OUR STORIES | Emilia Gonzalez Avalos: Dancer, mother, student, artist, activist


Dancer, mother, student, artist, activist — Emilia Gonzalez Avalos is a busy woman!

A Mexican immigrant, born in Mexico City, raised in Irapuato, Guanajuato and in Minnesota, she came to Minnesota to join her father. He had come to Minnesota years earlier, looking for better job opportunities and a better future for his family. Family separation, border consciousness and transnational economy shaped her life to become an immigration activist, feminist, and advocate for human rights. She is member of the Richfield Human Rights Commission, co-director of Kalpulli Ketzalcoatlicue Aztec dance group (Richfield and Bloomington communities) student, mother, and artist.

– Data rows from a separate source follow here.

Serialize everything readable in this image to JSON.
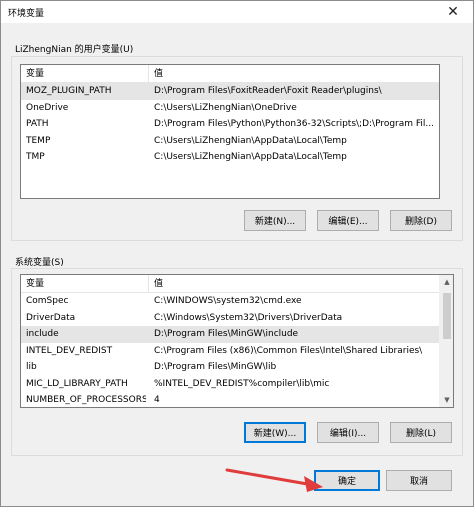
{
  "window": {
    "title": "环境变量",
    "close_glyph": "✕"
  },
  "user_vars": {
    "group_label": "LiZhengNian 的用户变量(U)",
    "headers": {
      "name": "变量",
      "value": "值"
    },
    "rows": [
      {
        "name": "MOZ_PLUGIN_PATH",
        "value": "D:\\Program Files\\FoxitReader\\Foxit Reader\\plugins\\"
      },
      {
        "name": "OneDrive",
        "value": "C:\\Users\\LiZhengNian\\OneDrive"
      },
      {
        "name": "PATH",
        "value": "D:\\Program Files\\Python\\Python36-32\\Scripts\\;D:\\Program Fil..."
      },
      {
        "name": "TEMP",
        "value": "C:\\Users\\LiZhengNian\\AppData\\Local\\Temp"
      },
      {
        "name": "TMP",
        "value": "C:\\Users\\LiZhengNian\\AppData\\Local\\Temp"
      }
    ],
    "selected_index": 0,
    "buttons": {
      "new": "新建(N)...",
      "edit": "编辑(E)...",
      "delete": "删除(D)"
    }
  },
  "system_vars": {
    "group_label": "系统变量(S)",
    "headers": {
      "name": "变量",
      "value": "值"
    },
    "rows": [
      {
        "name": "ComSpec",
        "value": "C:\\WINDOWS\\system32\\cmd.exe"
      },
      {
        "name": "DriverData",
        "value": "C:\\Windows\\System32\\Drivers\\DriverData"
      },
      {
        "name": "include",
        "value": "D:\\Program Files\\MinGW\\include"
      },
      {
        "name": "INTEL_DEV_REDIST",
        "value": "C:\\Program Files (x86)\\Common Files\\Intel\\Shared Libraries\\"
      },
      {
        "name": "lib",
        "value": "D:\\Program Files\\MinGW\\lib"
      },
      {
        "name": "MIC_LD_LIBRARY_PATH",
        "value": "%INTEL_DEV_REDIST%compiler\\lib\\mic"
      },
      {
        "name": "NUMBER_OF_PROCESSORS",
        "value": "4"
      }
    ],
    "selected_index": 2,
    "buttons": {
      "new": "新建(W)...",
      "edit": "编辑(I)...",
      "delete": "删除(L)"
    }
  },
  "footer": {
    "ok": "确定",
    "cancel": "取消"
  },
  "colors": {
    "annotation_arrow": "#e03c3c",
    "focus_border": "#0078d7"
  }
}
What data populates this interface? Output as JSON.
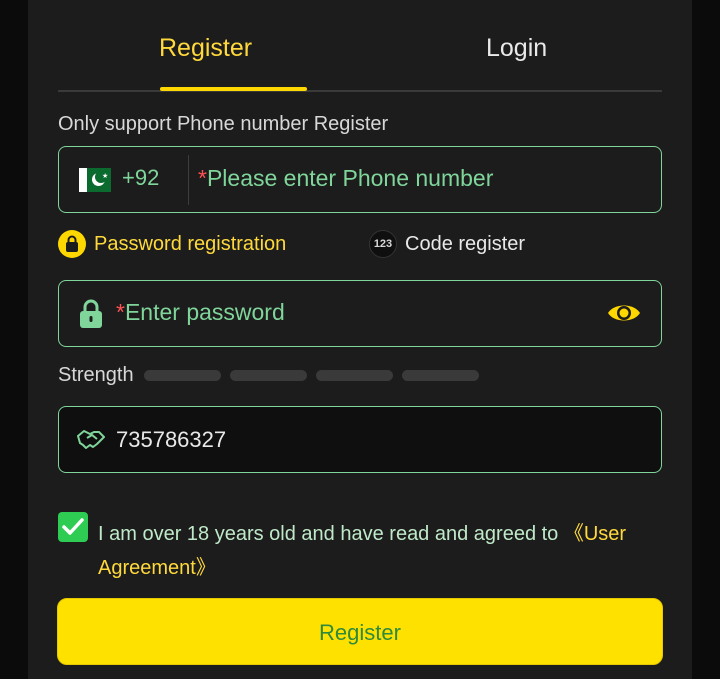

The fall cohort of Media Skills Fellows, funded by the Bush Foundation, completed ten weeks of intensive learning on November 14, with the ripple effects already spreading out into various Twin Cities communities. The fellowship program focused on improving media skills with the specific goal of using these skills for better communication in/about/on behalf of each participant’s community. This article is one of several articles introducing the fall cohort of Media Skills Fellows and what they learned and accomplished.

Emilia told us that, “Because of this fellowship, I was able to use [social media] in a more efficient way. My brother is doing work in Mexico for immigrant rights for Central Americans and I send him things that you give me so he can use it there – and he is sending it to Brazil.”

She found the group process was helpful: “This was a support system of a lot of folks going through the same process and encouraging each other even if we were writing about very different things. It represented a vehicle to look for more in the future. I have a lot of things in the back of my mind that I wanted to write about, but I didn’t know how to.”

In her work as Advocacy and Community Engagement Director of Navigate MN, she says, “I am now able to manage all social media venues at once, with less effort. I am also more comfortable using my voice when [advocating for] social justice. This also allows me to feel more secure and pass on the knowledge that I have acquired with my peers and community.”

Related story: OUR STORIES | Emilia Gonzalez Avalos: Fasting to affirm ‘American values of family, immigration and hard work’ (Mary Turck, 2013)

Reporting for this article supported in part by Bush Foundation.